And then there’s kindergarten.
I’ve kept a running tally of things I promised to do for myself once Katie began kindergarten. I thought I would have to push myself to accomplish them once I saw her off on her first day of school, but nope: I’ve gleefully dived right into all of them.
I’m studying piano seriously for the first time in decades. (This is fulfilling a promise I made to myself when I was eighteen, to tell the truth.) My first lesson is this coming Wednesday, and I’m so excited!
I’m also writing again. My goal is at least 500 words of New Project (although most days I exceed that), then an hour of revising Old Project. Right now the revisions consist mainly of transferring files into Scrivener, a word processing program designed specifically for writers that I’ve wanted to get for years and can now happily afford. No, I will not tell you what either project entails. That usually lets the magic seep out of the balloon, as it were.
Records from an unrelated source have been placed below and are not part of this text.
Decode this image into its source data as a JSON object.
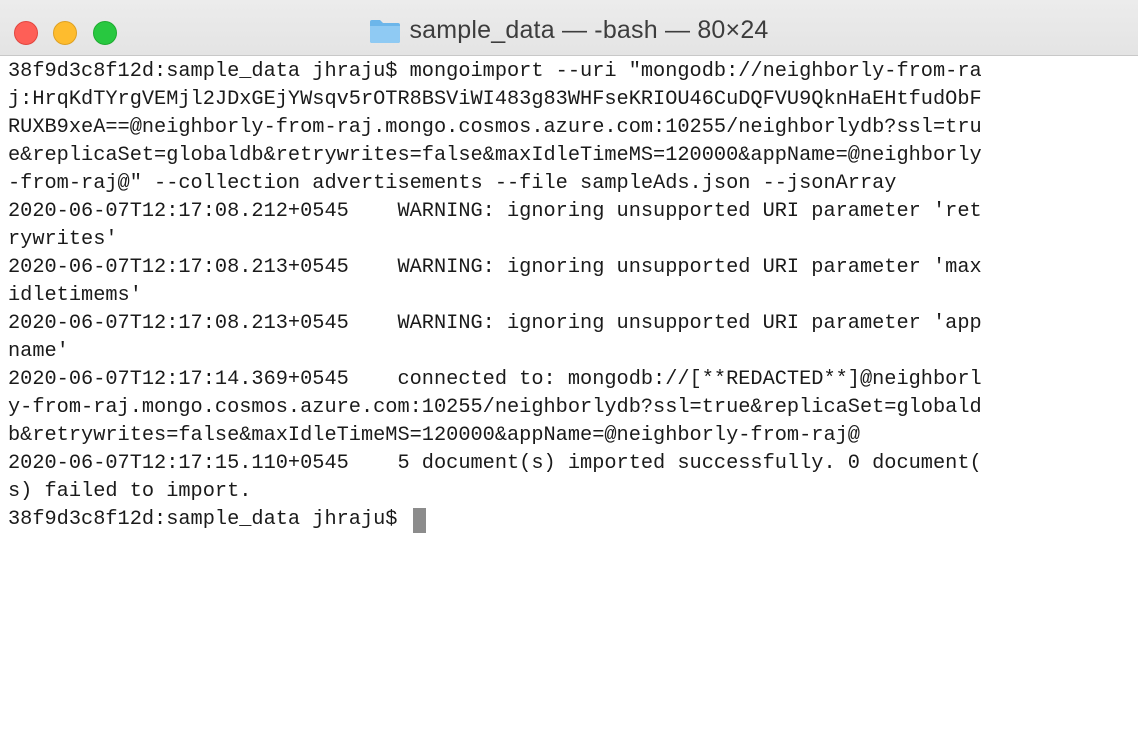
{
  "window": {
    "title": "sample_data — -bash — 80×24",
    "folder_icon": "folder-icon",
    "buttons": {
      "close_color": "#fe5f57",
      "minimize_color": "#febc2e",
      "zoom_color": "#28c840"
    }
  },
  "terminal": {
    "lines": [
      "38f9d3c8f12d:sample_data jhraju$ mongoimport --uri \"mongodb://neighborly-from-ra",
      "j:HrqKdTYrgVEMjl2JDxGEjYWsqv5rOTR8BSViWI483g83WHFseKRIOU46CuDQFVU9QknHaEHtfudObF",
      "RUXB9xeA==@neighborly-from-raj.mongo.cosmos.azure.com:10255/neighborlydb?ssl=tru",
      "e&replicaSet=globaldb&retrywrites=false&maxIdleTimeMS=120000&appName=@neighborly",
      "-from-raj@\" --collection advertisements --file sampleAds.json --jsonArray",
      "2020-06-07T12:17:08.212+0545    WARNING: ignoring unsupported URI parameter 'ret",
      "rywrites'",
      "2020-06-07T12:17:08.213+0545    WARNING: ignoring unsupported URI parameter 'max",
      "idletimems'",
      "2020-06-07T12:17:08.213+0545    WARNING: ignoring unsupported URI parameter 'app",
      "name'",
      "2020-06-07T12:17:14.369+0545    connected to: mongodb://[**REDACTED**]@neighborl",
      "y-from-raj.mongo.cosmos.azure.com:10255/neighborlydb?ssl=true&replicaSet=globald",
      "b&retrywrites=false&maxIdleTimeMS=120000&appName=@neighborly-from-raj@",
      "2020-06-07T12:17:15.110+0545    5 document(s) imported successfully. 0 document(",
      "s) failed to import."
    ],
    "prompt": "38f9d3c8f12d:sample_data jhraju$ "
  }
}
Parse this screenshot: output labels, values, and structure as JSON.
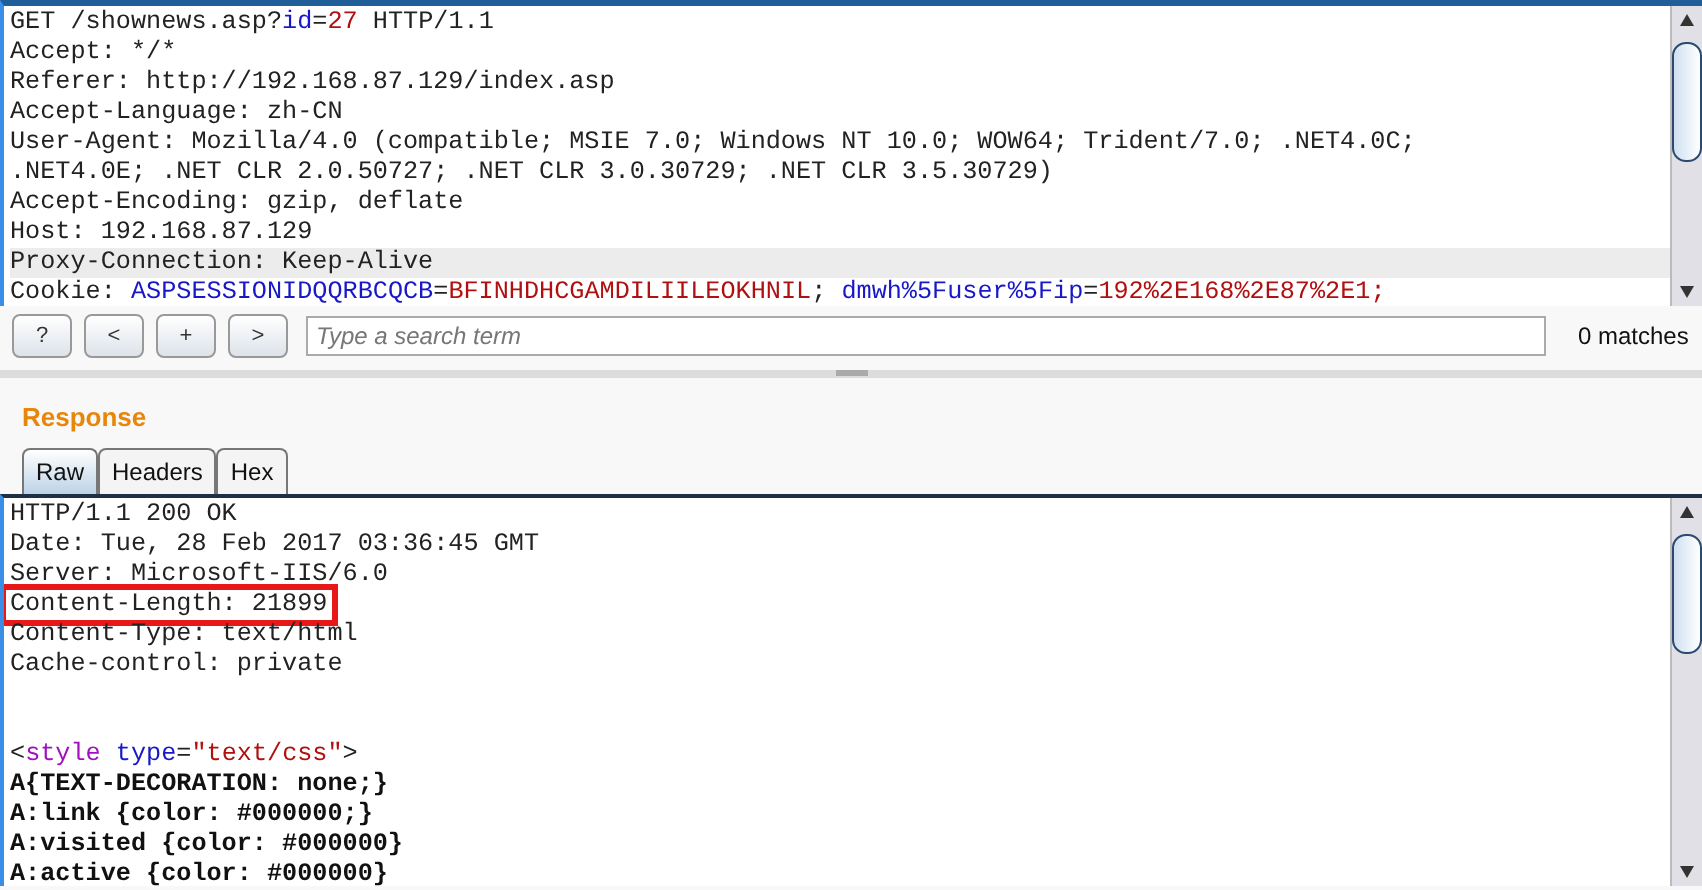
{
  "request": {
    "lines": [
      {
        "kind": "text",
        "selected": false,
        "segments": [
          {
            "text": "GET /shownews.asp?",
            "kind": "plain"
          },
          {
            "text": "id",
            "kind": "name"
          },
          {
            "text": "=",
            "kind": "plain"
          },
          {
            "text": "27",
            "kind": "value"
          },
          {
            "text": " HTTP/1.1",
            "kind": "plain"
          }
        ]
      },
      {
        "kind": "text",
        "selected": false,
        "segments": [
          {
            "text": "Accept: */*",
            "kind": "plain"
          }
        ]
      },
      {
        "kind": "text",
        "selected": false,
        "segments": [
          {
            "text": "Referer: http://192.168.87.129/index.asp",
            "kind": "plain"
          }
        ]
      },
      {
        "kind": "text",
        "selected": false,
        "segments": [
          {
            "text": "Accept-Language: zh-CN",
            "kind": "plain"
          }
        ]
      },
      {
        "kind": "text",
        "selected": false,
        "segments": [
          {
            "text": "User-Agent: Mozilla/4.0 (compatible; MSIE 7.0; Windows NT 10.0; WOW64; Trident/7.0; .NET4.0C;",
            "kind": "plain"
          }
        ]
      },
      {
        "kind": "text",
        "selected": false,
        "segments": [
          {
            "text": ".NET4.0E; .NET CLR 2.0.50727; .NET CLR 3.0.30729; .NET CLR 3.5.30729)",
            "kind": "plain"
          }
        ]
      },
      {
        "kind": "text",
        "selected": false,
        "segments": [
          {
            "text": "Accept-Encoding: gzip, deflate",
            "kind": "plain"
          }
        ]
      },
      {
        "kind": "text",
        "selected": false,
        "segments": [
          {
            "text": "Host: 192.168.87.129",
            "kind": "plain"
          }
        ]
      },
      {
        "kind": "text",
        "selected": true,
        "segments": [
          {
            "text": "Proxy-Connection: Keep-Alive",
            "kind": "plain"
          }
        ]
      },
      {
        "kind": "text",
        "selected": false,
        "segments": [
          {
            "text": "Cookie: ",
            "kind": "plain"
          },
          {
            "text": "ASPSESSIONIDQQRBCQCB",
            "kind": "name"
          },
          {
            "text": "=",
            "kind": "plain"
          },
          {
            "text": "BFINHDHCGAMDILIILEOKHNIL",
            "kind": "value"
          },
          {
            "text": "; ",
            "kind": "plain"
          },
          {
            "text": "dmwh%5Fuser%5Fip",
            "kind": "name"
          },
          {
            "text": "=",
            "kind": "plain"
          },
          {
            "text": "192%2E168%2E87%2E1;",
            "kind": "value"
          }
        ]
      }
    ]
  },
  "search": {
    "buttons": [
      "?",
      "<",
      "+",
      ">"
    ],
    "placeholder": "Type a search term",
    "matches": "0 matches"
  },
  "response": {
    "title": "Response",
    "tabs": [
      {
        "label": "Raw",
        "selected": true
      },
      {
        "label": "Headers",
        "selected": false
      },
      {
        "label": "Hex",
        "selected": false
      }
    ],
    "lines": [
      {
        "kind": "text",
        "boxed": false,
        "segments": [
          {
            "text": "HTTP/1.1 200 OK",
            "kind": "plain"
          }
        ]
      },
      {
        "kind": "text",
        "boxed": false,
        "segments": [
          {
            "text": "Date: Tue, 28 Feb 2017 03:36:45 GMT",
            "kind": "plain"
          }
        ]
      },
      {
        "kind": "text",
        "boxed": false,
        "segments": [
          {
            "text": "Server: Microsoft-IIS/6.0",
            "kind": "plain"
          }
        ]
      },
      {
        "kind": "text",
        "boxed": true,
        "segments": [
          {
            "text": "Content-Length: 21899",
            "kind": "plain"
          }
        ]
      },
      {
        "kind": "text",
        "boxed": false,
        "segments": [
          {
            "text": "Content-Type: text/html",
            "kind": "plain"
          }
        ]
      },
      {
        "kind": "text",
        "boxed": false,
        "segments": [
          {
            "text": "Cache-control: private",
            "kind": "plain"
          }
        ]
      },
      {
        "kind": "blank"
      },
      {
        "kind": "blank"
      },
      {
        "kind": "text",
        "boxed": false,
        "segments": [
          {
            "text": "<",
            "kind": "plain"
          },
          {
            "text": "style",
            "kind": "tag"
          },
          {
            "text": " type",
            "kind": "name"
          },
          {
            "text": "=",
            "kind": "plain"
          },
          {
            "text": "\"text/css\"",
            "kind": "value"
          },
          {
            "text": ">",
            "kind": "plain"
          }
        ]
      },
      {
        "kind": "text",
        "boxed": false,
        "segments": [
          {
            "text": "A{TEXT-DECORATION: none;}",
            "kind": "bold"
          }
        ]
      },
      {
        "kind": "text",
        "boxed": false,
        "segments": [
          {
            "text": "A:link {color: #000000;}",
            "kind": "bold"
          }
        ]
      },
      {
        "kind": "text",
        "boxed": false,
        "segments": [
          {
            "text": "A:visited {color: #000000}",
            "kind": "bold"
          }
        ]
      },
      {
        "kind": "text",
        "boxed": false,
        "segments": [
          {
            "text": "A:active {color: #000000}",
            "kind": "bold"
          }
        ]
      }
    ]
  }
}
I went to the temple all by myself last week. It was great, but exhausting with the drive time, so I didn’t get any writing done that day. The new procedure is to write first, then outings after.
And then I began the Seattle Stairway Walks. This is a book of urban hikes that are designed to travel along all of the stairway sidewalks that wind up and down the hills of the city. I completed my first one this week, in the Fremont neighborhood. (Yes, I wrote my 500 words before I left.)
Part of the spontaneity was from the weather — a warm, sunny day! Gotta take advantage of those while they are still around.
Fremont is a neighborhood that prides itself on a quirky, artsy atmosphere. I didn’t see much of that trademark quirkiness, though, as the hike kept mostly to residential neighborhoods.
The stairways were magical — often not immediately visible to sidewalk strollers, unless you knew what to look for. Railings and steps were tucked in between two houses at a street’s dead end, or tucked behind bushes or car guard railings.
It was a good workout, too. I went down 108 steps and up 306 steps, plus a lot of hill-climbing. The hike was a 3.2 mile circuit, completed in a little less than 2 hours. If that seems slow to you, keep in mind that I frequently stopped to take pictures, and also that I was often delayed by such things as traffic lights.
My only regret is that I forgot to bring a water bottle with me. I was parched by the time I reached the famous Lenin statue. Fortunately, there was a cafe nearby where I could buy a bottle of water. I thought I’d sip it slowly for the rest of the walk, but I ended up chugging it down in thirty seconds.
I felt so wonderful on the drive home — energized and relaxed. Hiking is truly my favorite form of exercise, and now I can do it whenever I want, thanks to the Fun Clock being reset again. Hooray!